• [Problem details]
Copy out each line of the data that holds the word "selection".

App and web page records:
================

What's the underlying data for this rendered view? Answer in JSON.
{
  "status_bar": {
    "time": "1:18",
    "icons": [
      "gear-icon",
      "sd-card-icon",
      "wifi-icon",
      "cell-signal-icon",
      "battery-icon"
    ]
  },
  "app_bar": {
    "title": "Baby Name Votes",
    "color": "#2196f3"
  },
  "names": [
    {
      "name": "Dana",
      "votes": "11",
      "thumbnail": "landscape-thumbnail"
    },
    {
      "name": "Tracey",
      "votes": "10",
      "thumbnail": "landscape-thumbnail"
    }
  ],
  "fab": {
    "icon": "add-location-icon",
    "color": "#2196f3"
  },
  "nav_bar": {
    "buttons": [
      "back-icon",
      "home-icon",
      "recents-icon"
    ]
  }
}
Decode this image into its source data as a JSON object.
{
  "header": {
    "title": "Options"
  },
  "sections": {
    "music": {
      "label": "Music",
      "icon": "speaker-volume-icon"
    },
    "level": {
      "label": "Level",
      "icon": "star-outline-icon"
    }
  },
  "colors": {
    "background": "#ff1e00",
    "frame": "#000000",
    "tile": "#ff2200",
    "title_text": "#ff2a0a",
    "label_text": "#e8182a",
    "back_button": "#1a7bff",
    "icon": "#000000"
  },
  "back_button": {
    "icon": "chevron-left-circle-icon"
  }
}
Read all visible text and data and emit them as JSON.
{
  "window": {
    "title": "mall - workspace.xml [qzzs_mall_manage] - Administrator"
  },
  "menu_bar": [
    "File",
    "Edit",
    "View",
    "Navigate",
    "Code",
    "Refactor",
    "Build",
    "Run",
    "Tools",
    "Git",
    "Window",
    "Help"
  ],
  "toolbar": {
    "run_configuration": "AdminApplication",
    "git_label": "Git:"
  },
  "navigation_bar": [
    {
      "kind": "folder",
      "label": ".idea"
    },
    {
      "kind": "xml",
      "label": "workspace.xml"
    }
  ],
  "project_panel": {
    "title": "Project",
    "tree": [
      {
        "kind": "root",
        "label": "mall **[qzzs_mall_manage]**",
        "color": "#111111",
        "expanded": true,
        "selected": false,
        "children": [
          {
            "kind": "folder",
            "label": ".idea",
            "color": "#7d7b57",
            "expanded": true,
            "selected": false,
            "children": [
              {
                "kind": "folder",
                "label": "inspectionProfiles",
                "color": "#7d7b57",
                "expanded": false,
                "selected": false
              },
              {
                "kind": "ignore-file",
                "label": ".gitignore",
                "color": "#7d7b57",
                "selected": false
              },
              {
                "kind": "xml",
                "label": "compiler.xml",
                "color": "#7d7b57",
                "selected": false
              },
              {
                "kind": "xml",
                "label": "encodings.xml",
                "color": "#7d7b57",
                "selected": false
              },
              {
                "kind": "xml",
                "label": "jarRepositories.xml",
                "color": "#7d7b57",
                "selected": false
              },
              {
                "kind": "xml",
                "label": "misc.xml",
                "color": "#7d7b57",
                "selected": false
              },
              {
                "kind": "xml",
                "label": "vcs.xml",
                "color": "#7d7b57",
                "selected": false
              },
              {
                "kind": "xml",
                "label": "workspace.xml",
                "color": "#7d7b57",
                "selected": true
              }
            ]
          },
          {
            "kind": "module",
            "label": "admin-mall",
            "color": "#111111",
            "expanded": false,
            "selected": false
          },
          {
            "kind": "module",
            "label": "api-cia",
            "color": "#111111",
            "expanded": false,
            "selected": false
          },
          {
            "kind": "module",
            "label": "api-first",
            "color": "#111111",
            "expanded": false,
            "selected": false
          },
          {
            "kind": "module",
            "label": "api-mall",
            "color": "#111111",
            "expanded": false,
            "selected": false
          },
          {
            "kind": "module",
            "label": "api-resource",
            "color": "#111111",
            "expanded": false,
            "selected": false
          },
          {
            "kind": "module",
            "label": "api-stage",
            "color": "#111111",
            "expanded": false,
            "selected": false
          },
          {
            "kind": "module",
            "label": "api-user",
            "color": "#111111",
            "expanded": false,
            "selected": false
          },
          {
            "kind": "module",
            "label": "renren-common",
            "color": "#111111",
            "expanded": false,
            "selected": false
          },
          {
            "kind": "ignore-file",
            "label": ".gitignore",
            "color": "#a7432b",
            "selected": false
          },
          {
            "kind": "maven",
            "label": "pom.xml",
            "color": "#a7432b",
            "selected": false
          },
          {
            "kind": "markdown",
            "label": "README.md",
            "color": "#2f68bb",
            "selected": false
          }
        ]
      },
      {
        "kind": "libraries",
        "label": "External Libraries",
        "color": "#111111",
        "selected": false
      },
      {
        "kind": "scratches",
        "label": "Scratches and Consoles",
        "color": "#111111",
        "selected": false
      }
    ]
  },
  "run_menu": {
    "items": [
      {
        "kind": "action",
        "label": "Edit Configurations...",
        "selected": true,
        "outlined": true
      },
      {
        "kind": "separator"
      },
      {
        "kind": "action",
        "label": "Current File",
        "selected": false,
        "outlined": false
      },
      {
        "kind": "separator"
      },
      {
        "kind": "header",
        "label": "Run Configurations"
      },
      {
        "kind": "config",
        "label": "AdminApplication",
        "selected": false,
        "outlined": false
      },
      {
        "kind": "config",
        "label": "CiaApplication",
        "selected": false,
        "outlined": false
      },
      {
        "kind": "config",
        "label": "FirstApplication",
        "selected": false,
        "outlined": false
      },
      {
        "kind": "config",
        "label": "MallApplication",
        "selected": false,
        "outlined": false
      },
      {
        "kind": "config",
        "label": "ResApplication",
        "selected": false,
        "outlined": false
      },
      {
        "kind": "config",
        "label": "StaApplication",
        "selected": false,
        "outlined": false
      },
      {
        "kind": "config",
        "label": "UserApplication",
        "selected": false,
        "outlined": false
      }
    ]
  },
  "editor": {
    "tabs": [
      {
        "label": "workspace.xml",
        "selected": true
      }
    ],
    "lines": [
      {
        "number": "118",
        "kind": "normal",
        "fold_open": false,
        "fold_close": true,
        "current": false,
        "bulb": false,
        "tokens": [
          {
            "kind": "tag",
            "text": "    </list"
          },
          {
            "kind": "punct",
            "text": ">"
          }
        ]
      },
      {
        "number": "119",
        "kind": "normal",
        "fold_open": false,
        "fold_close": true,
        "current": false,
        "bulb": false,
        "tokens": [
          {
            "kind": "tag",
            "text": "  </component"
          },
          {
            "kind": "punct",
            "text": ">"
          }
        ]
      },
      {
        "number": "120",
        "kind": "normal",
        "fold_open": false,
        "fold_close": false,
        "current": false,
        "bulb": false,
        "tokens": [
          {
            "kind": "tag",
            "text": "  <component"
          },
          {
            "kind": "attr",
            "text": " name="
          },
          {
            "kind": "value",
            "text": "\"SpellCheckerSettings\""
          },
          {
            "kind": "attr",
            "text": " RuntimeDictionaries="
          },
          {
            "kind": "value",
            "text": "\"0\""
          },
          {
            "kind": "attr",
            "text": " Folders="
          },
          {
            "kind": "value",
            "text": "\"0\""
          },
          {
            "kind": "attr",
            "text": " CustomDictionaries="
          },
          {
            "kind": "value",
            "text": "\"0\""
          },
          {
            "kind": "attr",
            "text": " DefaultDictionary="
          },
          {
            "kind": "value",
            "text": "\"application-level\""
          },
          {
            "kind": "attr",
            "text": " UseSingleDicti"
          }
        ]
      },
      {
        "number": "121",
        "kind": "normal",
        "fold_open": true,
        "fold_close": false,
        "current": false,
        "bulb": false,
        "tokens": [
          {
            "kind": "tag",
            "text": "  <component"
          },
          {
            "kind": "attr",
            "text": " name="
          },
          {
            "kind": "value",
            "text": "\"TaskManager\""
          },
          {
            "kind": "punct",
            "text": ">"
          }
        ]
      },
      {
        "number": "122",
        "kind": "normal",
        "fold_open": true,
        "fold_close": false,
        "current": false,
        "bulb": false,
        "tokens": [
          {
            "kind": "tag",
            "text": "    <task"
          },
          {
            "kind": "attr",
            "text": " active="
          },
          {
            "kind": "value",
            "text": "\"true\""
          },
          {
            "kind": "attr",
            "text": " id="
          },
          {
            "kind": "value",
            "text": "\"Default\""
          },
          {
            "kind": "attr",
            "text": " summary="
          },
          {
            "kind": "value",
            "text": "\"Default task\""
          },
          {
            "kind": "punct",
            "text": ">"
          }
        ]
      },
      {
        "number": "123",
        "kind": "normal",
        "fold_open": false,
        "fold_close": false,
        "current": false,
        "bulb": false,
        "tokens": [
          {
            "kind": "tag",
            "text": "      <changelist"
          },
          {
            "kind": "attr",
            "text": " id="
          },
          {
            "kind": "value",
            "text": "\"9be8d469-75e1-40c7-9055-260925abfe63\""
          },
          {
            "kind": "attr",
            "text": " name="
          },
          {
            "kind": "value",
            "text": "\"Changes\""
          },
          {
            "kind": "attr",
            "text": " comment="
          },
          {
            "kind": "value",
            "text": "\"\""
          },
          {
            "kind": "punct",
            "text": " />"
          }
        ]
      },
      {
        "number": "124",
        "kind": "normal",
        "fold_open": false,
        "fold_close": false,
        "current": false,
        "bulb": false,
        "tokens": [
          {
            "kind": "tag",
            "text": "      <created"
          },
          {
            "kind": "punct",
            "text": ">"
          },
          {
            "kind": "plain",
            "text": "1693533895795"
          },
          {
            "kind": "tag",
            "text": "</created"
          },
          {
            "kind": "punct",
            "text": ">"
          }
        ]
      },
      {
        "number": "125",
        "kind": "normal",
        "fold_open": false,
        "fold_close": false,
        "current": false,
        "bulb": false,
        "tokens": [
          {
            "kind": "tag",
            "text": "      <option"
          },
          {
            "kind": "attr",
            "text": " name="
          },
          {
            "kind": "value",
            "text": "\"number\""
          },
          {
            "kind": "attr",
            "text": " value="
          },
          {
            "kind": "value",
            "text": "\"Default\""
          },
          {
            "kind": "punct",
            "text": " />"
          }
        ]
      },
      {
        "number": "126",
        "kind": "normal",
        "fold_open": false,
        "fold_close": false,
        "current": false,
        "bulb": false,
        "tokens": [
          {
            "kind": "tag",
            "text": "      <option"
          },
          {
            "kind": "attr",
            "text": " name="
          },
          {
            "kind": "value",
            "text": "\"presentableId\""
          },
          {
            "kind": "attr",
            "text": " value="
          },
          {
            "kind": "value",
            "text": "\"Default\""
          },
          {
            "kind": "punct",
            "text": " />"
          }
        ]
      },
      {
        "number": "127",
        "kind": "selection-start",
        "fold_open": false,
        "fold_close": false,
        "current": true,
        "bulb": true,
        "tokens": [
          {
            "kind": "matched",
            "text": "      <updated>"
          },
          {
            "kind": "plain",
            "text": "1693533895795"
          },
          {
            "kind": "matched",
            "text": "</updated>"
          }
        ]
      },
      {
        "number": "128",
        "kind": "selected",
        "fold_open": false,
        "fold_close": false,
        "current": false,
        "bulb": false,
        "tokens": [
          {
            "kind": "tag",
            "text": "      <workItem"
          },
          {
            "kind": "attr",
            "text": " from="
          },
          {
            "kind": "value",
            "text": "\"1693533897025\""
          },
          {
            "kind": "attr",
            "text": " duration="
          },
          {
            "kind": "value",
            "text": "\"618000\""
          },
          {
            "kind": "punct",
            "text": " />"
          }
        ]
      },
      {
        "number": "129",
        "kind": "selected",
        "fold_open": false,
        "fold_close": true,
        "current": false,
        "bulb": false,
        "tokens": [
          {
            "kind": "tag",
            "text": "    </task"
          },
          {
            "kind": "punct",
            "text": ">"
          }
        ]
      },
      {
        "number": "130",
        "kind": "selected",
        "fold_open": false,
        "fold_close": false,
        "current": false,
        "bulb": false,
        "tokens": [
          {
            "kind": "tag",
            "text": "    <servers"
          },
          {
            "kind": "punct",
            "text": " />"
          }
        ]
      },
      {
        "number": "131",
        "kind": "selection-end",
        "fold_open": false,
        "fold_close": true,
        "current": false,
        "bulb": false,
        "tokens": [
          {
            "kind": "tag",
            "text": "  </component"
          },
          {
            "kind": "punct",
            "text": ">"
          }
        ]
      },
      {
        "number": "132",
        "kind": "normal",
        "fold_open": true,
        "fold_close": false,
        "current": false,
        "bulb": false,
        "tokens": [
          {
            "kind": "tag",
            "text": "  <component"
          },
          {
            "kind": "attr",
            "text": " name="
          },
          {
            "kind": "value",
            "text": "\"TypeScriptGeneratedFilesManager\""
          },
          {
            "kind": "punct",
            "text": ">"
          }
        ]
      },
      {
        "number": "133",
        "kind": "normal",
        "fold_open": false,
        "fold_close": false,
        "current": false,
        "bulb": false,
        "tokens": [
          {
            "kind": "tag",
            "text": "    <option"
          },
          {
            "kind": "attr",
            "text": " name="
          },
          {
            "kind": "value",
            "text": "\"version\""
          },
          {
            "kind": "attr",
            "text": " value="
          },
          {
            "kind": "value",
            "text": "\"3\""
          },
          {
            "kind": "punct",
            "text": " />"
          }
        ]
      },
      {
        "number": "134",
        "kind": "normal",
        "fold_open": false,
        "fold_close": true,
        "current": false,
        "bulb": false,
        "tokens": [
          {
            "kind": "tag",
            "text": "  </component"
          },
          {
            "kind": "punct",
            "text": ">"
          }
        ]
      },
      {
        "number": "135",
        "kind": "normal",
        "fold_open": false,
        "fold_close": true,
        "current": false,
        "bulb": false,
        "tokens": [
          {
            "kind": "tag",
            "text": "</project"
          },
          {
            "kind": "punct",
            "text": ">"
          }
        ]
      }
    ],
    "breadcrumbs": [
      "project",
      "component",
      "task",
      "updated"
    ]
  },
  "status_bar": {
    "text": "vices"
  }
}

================

• [Your response]
        "kind": "selection-start",
        "kind": "selection-end",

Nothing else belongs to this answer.